_EXERCISE DETAILS_
Every line of the data below is to be duplicated exactly, pictures excepted.

_GIVEN RECORDS_

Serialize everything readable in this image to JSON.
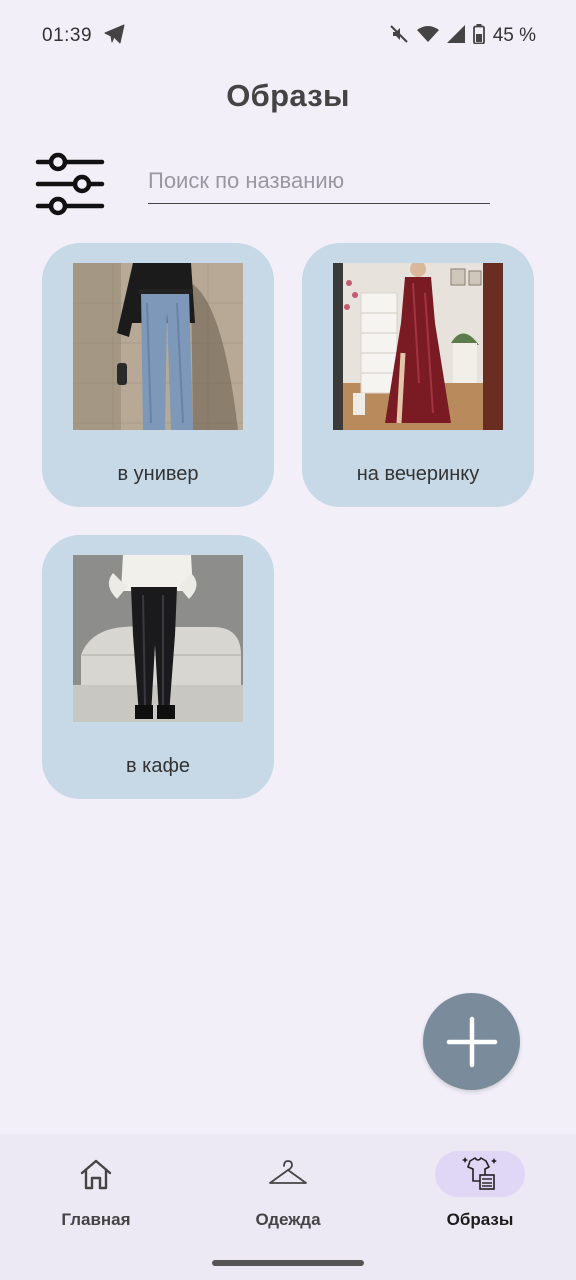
{
  "status_bar": {
    "time": "01:39",
    "battery": "45 %",
    "icons": [
      "telegram-icon",
      "mute-icon",
      "wifi-icon",
      "signal-icon",
      "battery-icon"
    ]
  },
  "header": {
    "title": "Образы"
  },
  "search": {
    "placeholder": "Поиск по названию",
    "value": ""
  },
  "filter": {
    "icon": "sliders-icon"
  },
  "outfits": [
    {
      "label": "в универ"
    },
    {
      "label": "на вечеринку"
    },
    {
      "label": "в кафе"
    }
  ],
  "fab": {
    "icon": "plus-icon"
  },
  "bottom_nav": {
    "items": [
      {
        "label": "Главная",
        "icon": "home-icon",
        "active": false
      },
      {
        "label": "Одежда",
        "icon": "hanger-icon",
        "active": false
      },
      {
        "label": "Образы",
        "icon": "outfit-icon",
        "active": true
      }
    ]
  },
  "colors": {
    "background": "#f2eff9",
    "card": "#c7d8e6",
    "fab": "#7a8c9b",
    "nav_active": "#e0d6f5"
  }
}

_EXERCISE ANSWER_
Serialize everything readable in this image to JSON.
{
  "status_bar": {
    "time": "01:39",
    "battery": "45 %",
    "icons": [
      "telegram-icon",
      "mute-icon",
      "wifi-icon",
      "signal-icon",
      "battery-icon"
    ]
  },
  "header": {
    "title": "Образы"
  },
  "search": {
    "placeholder": "Поиск по названию",
    "value": ""
  },
  "filter": {
    "icon": "sliders-icon"
  },
  "outfits": [
    {
      "label": "в универ"
    },
    {
      "label": "на вечеринку"
    },
    {
      "label": "в кафе"
    }
  ],
  "fab": {
    "icon": "plus-icon"
  },
  "bottom_nav": {
    "items": [
      {
        "label": "Главная",
        "icon": "home-icon",
        "active": false
      },
      {
        "label": "Одежда",
        "icon": "hanger-icon",
        "active": false
      },
      {
        "label": "Образы",
        "icon": "outfit-icon",
        "active": true
      }
    ]
  },
  "colors": {
    "background": "#f2eff9",
    "card": "#c7d8e6",
    "fab": "#7a8c9b",
    "nav_active": "#e0d6f5"
  }
}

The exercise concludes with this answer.